In a professional environment, the facilities have been designed, the instruments maintained, and the teachers prepared to give the student an optimum educational experience. Distractions such as TV, pets, phones, siblings and visitors are not an issue. In only 30-60 min per week, a professional music school can produce better results because 100% of the focus is on music.


Students in a professional school environment are also motivated by hearing peers who are at different levels and are playing a variety of musical instruments.


In a music school, lessons are not just a hobby or sideline for the teacher, but a career that is taken very seriously. Learn about our teachers.

Develop Role Models

Role models help

  • Create a vision of what’s possible
  • Motivate a student to achieve it
  • Show how to achieve it
  • Provide a support staff for the student

The teacher is the first role model for most students, so it is important that teachers perform for students regularly at school Concerts and Recitals. Students can develop additional role models by listening to music and attending concerts.

Participate in other Fun Music-Related Classes

Studio Classes in subjects such as: music theory/composition, history, and performance are an essential supplement to a student’s private or group instrumental lesson. Participating in these classes:

  • Helps students get the most out of their private or group lessons because they begin to understand the pieces their playing in many different ways.
  • Helps them become fluent in music, developing the abilities to read, write, and perform music, just like they read, write and speak language.
  • Provides the students an opportunity to be enriched by other expert teachers.
  • Assists students in discovering and developing additional talents and interests.

We hope you’ve enjoyed these tips and will consider incorporating 1 or 2 into your life.

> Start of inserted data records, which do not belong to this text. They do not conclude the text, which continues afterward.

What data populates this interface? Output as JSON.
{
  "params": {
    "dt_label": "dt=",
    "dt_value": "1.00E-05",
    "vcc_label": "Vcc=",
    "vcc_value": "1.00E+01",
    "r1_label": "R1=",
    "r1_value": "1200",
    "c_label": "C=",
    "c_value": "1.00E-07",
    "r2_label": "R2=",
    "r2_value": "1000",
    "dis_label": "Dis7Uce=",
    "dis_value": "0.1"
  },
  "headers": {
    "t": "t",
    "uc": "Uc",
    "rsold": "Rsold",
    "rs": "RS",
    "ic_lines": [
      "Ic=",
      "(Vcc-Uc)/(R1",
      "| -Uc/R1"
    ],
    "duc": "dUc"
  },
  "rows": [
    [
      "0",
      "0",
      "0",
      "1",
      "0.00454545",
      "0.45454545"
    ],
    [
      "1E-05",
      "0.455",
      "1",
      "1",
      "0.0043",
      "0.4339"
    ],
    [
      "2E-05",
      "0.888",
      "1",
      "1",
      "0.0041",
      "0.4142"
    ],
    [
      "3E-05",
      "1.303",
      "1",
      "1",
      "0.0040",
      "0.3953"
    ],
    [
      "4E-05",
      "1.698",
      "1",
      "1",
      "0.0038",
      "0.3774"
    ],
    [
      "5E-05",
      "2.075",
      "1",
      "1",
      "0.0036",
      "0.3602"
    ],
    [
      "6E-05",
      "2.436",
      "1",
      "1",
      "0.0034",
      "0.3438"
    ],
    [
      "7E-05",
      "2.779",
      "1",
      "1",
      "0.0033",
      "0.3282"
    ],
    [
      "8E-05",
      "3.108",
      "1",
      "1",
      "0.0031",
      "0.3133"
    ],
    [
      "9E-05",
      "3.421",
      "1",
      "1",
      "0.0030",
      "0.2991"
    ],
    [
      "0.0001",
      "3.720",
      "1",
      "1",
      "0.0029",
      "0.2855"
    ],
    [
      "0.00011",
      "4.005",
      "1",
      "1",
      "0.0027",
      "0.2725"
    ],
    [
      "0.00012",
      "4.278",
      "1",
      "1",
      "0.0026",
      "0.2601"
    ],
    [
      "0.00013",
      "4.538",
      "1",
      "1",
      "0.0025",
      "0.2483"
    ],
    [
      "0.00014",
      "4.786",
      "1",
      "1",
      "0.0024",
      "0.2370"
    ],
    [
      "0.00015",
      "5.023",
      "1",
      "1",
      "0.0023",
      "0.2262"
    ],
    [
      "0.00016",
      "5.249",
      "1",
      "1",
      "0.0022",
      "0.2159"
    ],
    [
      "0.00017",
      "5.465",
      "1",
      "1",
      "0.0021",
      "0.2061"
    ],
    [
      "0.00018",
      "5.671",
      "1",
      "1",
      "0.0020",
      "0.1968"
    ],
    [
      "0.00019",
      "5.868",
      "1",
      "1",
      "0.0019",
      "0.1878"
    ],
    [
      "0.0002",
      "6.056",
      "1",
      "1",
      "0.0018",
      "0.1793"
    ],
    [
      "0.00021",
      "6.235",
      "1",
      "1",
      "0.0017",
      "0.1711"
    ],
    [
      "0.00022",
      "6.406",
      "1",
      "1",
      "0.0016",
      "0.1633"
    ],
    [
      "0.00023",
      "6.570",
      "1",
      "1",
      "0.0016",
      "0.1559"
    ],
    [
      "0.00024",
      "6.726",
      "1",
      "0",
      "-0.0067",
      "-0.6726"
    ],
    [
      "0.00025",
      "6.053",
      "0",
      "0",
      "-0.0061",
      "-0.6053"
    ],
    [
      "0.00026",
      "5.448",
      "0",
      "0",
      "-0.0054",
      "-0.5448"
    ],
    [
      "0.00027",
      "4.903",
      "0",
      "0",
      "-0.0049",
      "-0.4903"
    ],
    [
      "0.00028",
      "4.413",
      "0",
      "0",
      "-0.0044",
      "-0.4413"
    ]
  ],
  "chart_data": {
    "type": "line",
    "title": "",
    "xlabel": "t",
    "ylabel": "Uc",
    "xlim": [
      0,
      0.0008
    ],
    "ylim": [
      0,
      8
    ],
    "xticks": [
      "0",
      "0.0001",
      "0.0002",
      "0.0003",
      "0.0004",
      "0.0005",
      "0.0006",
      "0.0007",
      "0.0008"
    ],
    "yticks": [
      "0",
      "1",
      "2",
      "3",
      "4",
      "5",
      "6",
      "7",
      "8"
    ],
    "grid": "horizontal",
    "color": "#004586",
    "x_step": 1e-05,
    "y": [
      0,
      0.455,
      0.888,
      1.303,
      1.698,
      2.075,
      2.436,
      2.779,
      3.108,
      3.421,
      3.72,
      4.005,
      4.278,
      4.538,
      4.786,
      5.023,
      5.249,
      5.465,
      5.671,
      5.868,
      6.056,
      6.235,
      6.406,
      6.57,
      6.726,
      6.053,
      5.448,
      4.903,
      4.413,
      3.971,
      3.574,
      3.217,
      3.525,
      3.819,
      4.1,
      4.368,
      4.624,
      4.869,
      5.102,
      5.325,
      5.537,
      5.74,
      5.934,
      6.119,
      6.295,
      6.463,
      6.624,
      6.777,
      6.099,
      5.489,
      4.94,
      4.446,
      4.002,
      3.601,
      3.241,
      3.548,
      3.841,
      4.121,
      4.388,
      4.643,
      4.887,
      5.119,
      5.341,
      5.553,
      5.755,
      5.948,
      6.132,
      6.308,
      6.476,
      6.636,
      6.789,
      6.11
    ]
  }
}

We, at Grace Music School, feel privileged to have had the opportunity to study music early in our lives and to continue with it in our professions as music educators, performers, composers and researchers. We hope that these ideas will help you to also find great pleasure and enrichment through your musical studies.

Start your musical journey today